Mike Chaney's Tech Corner

Mike's Software => Qimage => Topic started by: Seth on August 01, 2009, 08:32:08 PM



Title: Gamut and color space
Post by: Seth on August 01, 2009, 08:32:08 PM
Hi Terry-

To continue.  I agree with you about gamut.  However, the starting color space is relevant.  Your Perceptual vs. Relative Colorimetric example is made (I am guessing) using Adobe RGB.  Using the premise that you are starting with RAW files.

Instead of re-inventing the wheel, I'll just quote Uwe at Outback Photo:
He also states starting with 16-bit ProPhoto space has a wider initial gamut and is more likened to paper spaces.

"Here we have a situation that we can utilize all the paper colors from ProPhoto RGB. Colors that are outside the paper gamut need to be mapped using a "perceptual" rendering intent.

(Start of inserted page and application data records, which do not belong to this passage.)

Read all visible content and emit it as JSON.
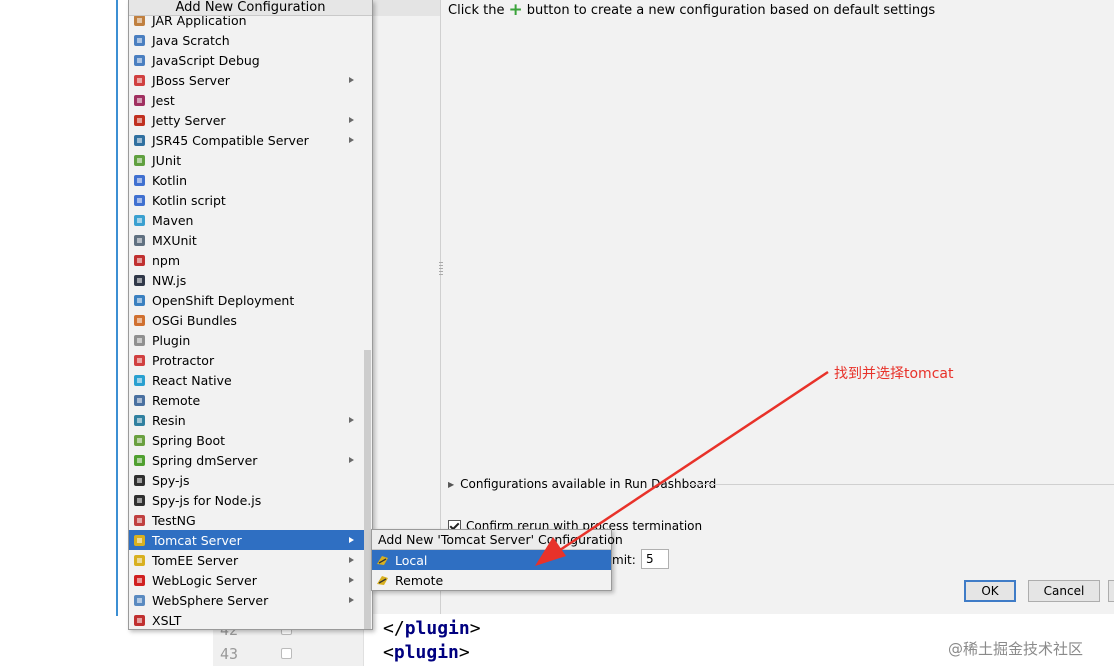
{
  "popup": {
    "title": "Add New Configuration",
    "items": [
      {
        "label": "JAR Application",
        "icon": "jar-icon",
        "color": "#c08040",
        "submenu": false
      },
      {
        "label": "Java Scratch",
        "icon": "scratch-icon",
        "color": "#4a7fc0",
        "submenu": false
      },
      {
        "label": "JavaScript Debug",
        "icon": "js-debug-icon",
        "color": "#4a7fc0",
        "submenu": false
      },
      {
        "label": "JBoss Server",
        "icon": "jboss-icon",
        "color": "#d04040",
        "submenu": true
      },
      {
        "label": "Jest",
        "icon": "jest-icon",
        "color": "#a03060",
        "submenu": false
      },
      {
        "label": "Jetty Server",
        "icon": "jetty-icon",
        "color": "#c03020",
        "submenu": true
      },
      {
        "label": "JSR45 Compatible Server",
        "icon": "jsr45-icon",
        "color": "#3070a0",
        "submenu": true
      },
      {
        "label": "JUnit",
        "icon": "junit-icon",
        "color": "#60a040",
        "submenu": false
      },
      {
        "label": "Kotlin",
        "icon": "kotlin-icon",
        "color": "#4070d0",
        "submenu": false
      },
      {
        "label": "Kotlin script",
        "icon": "kotlin-script-icon",
        "color": "#4070d0",
        "submenu": false
      },
      {
        "label": "Maven",
        "icon": "maven-icon",
        "color": "#3aa0d0",
        "submenu": false
      },
      {
        "label": "MXUnit",
        "icon": "mxunit-icon",
        "color": "#607080",
        "submenu": false
      },
      {
        "label": "npm",
        "icon": "npm-icon",
        "color": "#c03030",
        "submenu": false
      },
      {
        "label": "NW.js",
        "icon": "nwjs-icon",
        "color": "#303848",
        "submenu": false
      },
      {
        "label": "OpenShift Deployment",
        "icon": "openshift-icon",
        "color": "#3a80c0",
        "submenu": false
      },
      {
        "label": "OSGi Bundles",
        "icon": "osgi-icon",
        "color": "#d07030",
        "submenu": false
      },
      {
        "label": "Plugin",
        "icon": "plugin-icon",
        "color": "#909090",
        "submenu": false
      },
      {
        "label": "Protractor",
        "icon": "protractor-icon",
        "color": "#d04040",
        "submenu": false
      },
      {
        "label": "React Native",
        "icon": "react-icon",
        "color": "#2aa0d0",
        "submenu": false
      },
      {
        "label": "Remote",
        "icon": "remote-icon",
        "color": "#4a70a0",
        "submenu": false
      },
      {
        "label": "Resin",
        "icon": "resin-icon",
        "color": "#3080a0",
        "submenu": true
      },
      {
        "label": "Spring Boot",
        "icon": "spring-boot-icon",
        "color": "#6aa040",
        "submenu": false
      },
      {
        "label": "Spring dmServer",
        "icon": "spring-dm-icon",
        "color": "#50a030",
        "submenu": true
      },
      {
        "label": "Spy-js",
        "icon": "spyjs-icon",
        "color": "#303030",
        "submenu": false
      },
      {
        "label": "Spy-js for Node.js",
        "icon": "spyjs-node-icon",
        "color": "#303030",
        "submenu": false
      },
      {
        "label": "TestNG",
        "icon": "testng-icon",
        "color": "#c04040",
        "submenu": false
      },
      {
        "label": "Tomcat Server",
        "icon": "tomcat-icon",
        "color": "#d8b020",
        "submenu": true,
        "selected": true
      },
      {
        "label": "TomEE Server",
        "icon": "tomee-icon",
        "color": "#d8b020",
        "submenu": true
      },
      {
        "label": "WebLogic Server",
        "icon": "weblogic-icon",
        "color": "#d02020",
        "submenu": true
      },
      {
        "label": "WebSphere Server",
        "icon": "websphere-icon",
        "color": "#5a8ac0",
        "submenu": true
      },
      {
        "label": "XSLT",
        "icon": "xslt-icon",
        "color": "#c03030",
        "submenu": false
      }
    ]
  },
  "submenu": {
    "title": "Add New 'Tomcat Server' Configuration",
    "items": [
      {
        "label": "Local",
        "icon": "tomcat-local-icon",
        "selected": true
      },
      {
        "label": "Remote",
        "icon": "tomcat-remote-icon"
      }
    ]
  },
  "panel": {
    "hint_before": "Click the",
    "hint_plus": "+",
    "hint_after": "button to create a new configuration based on default settings",
    "run_dashboard": "Configurations available in Run Dashboard",
    "confirm_rerun": "Confirm rerun with process termination",
    "limit_label": "mit:",
    "limit_value": "5",
    "ok": "OK",
    "cancel": "Cancel"
  },
  "editor": {
    "line42": "42",
    "line43": "43",
    "code1_open": "</",
    "code1_tag": "plugin",
    "code1_close": ">",
    "code2_open": "<",
    "code2_tag": "plugin",
    "code2_close": ">"
  },
  "annotation": {
    "text": "找到并选择tomcat",
    "color": "#e8322a"
  },
  "watermark": "@稀土掘金技术社区",
  "colors": {
    "selection": "#2f6fc2",
    "accent_line": "#3c8fd3"
  }
}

If the colors of your photo mostly are in the the range of the paper you can also use the "relative colorimetric" rendering intent."

The full article is http://www.outbackphoto.com/color_management/cm_06/essay.html (http://www.outbackphoto.com/color_management/cm_06/essay.html).

Also, check this:  http://www.luminous-landscape.com/tutorials/prophoto-rgb.shtml (http://www.luminous-landscape.com/tutorials/prophoto-rgb.shtml).  The same issue.

The problem (?!?!) begins after the camera.  The newer stuff (Nikon, Canon, etc.) have a larger space than Adobe RGB.  (The only camera options for JPGs are Adobe or sRGB though, since they are 8-bit to begin with.)

Since I drag RAW files into ACR, then work them in PS, I watch the out-of-gamut warning on colors that are critical.


Title: Re: Gamut and color space
Post by: Terry-M on August 01, 2009, 08:40:08 PM
Quote
Colors that are outside the paper gamut need to be mapped using a "perceptual" rendering intent.
I would agree with that; compressed OoG colours would seem better than clipped ones.

Quote
If the colors of your photo mostly are in the the range of the paper you can also use the "relative colorimetric" rendering intent."
Yes, but  .... if the colours are mostly within gamut, why bother with RC intent, Perceptual rendering will not change them.
That's my take on it.
Terry.


Title: Re: Gamut and color space
Post by: admin on August 02, 2009, 03:20:28 PM
Yes, but  .... if the colours are mostly within gamut, why bother with RC intent, Perceptual rendering will not change them.
That's my take on it.
Terry.

Perceptual actually does change the colors in and out of gamut.  Perceptual extent "compresses" the gamut of the image so that more of it will fit.  This has the effect of changing both in gamut and out of gamut colors and generally desaturates a bit.  Relative Colorimetric doesn't do that.  It renders all in-gamut colors correctly while just clipping the out of gamut colors to the closest in gamut color.  This fact (about the non-relative "squeeze" effect of perceptual intent) is something most people don't realize or talk about but it is an important concept to understand.

Mike


Title: Re: Gamut and color space
Post by: Terry-M on August 02, 2009, 03:28:35 PM
Quote
Perceptual actually does change the colors in and out of gamut.
and
Quote
most people don't realize or talk about but it is an important concept to understand.
Thanks Mike, just shows some of us still have a way to go on understanding colour management.
I'll be seeing the guy who supplied those diagrams in September (http://ddisoftware.com/tech/qimage/red-prints-orange/15/)
 I'll speak to him about it - in the nicest possible way of course.  ;)
Terry.


Title: Re: Gamut and color space
Post by: wingspar on August 02, 2009, 04:34:34 PM
Perceptual actually does change the colors in and out of gamut.  Perceptual extent "compresses" the gamut of the image so that more of it will fit.  This has the effect of changing both in gamut and out of gamut colors and generally desaturates a bit.  Relative Colorimetric doesn't do that.  It renders all in-gamut colors correctly while just clipping the out of gamut colors to the closest in gamut color.  This fact (about the non-relative "squeeze" effect of perceptual intent) is something most people don't realize or talk about but it is an important concept to understand.

Iím not going to pretend I understand anything about gamut or Perceptual, and Relative Colorimetric, but Iím beginning to learn something I really know nothing about, or at least learn a tad bit about the subject of gamut, Perceptual, and Relative Colorimetric.  In reading your post, I wonder why Perceptual is the (Default) in Qimage, and not Relative Colorimetric?  It almost sounds like it should be the other way around.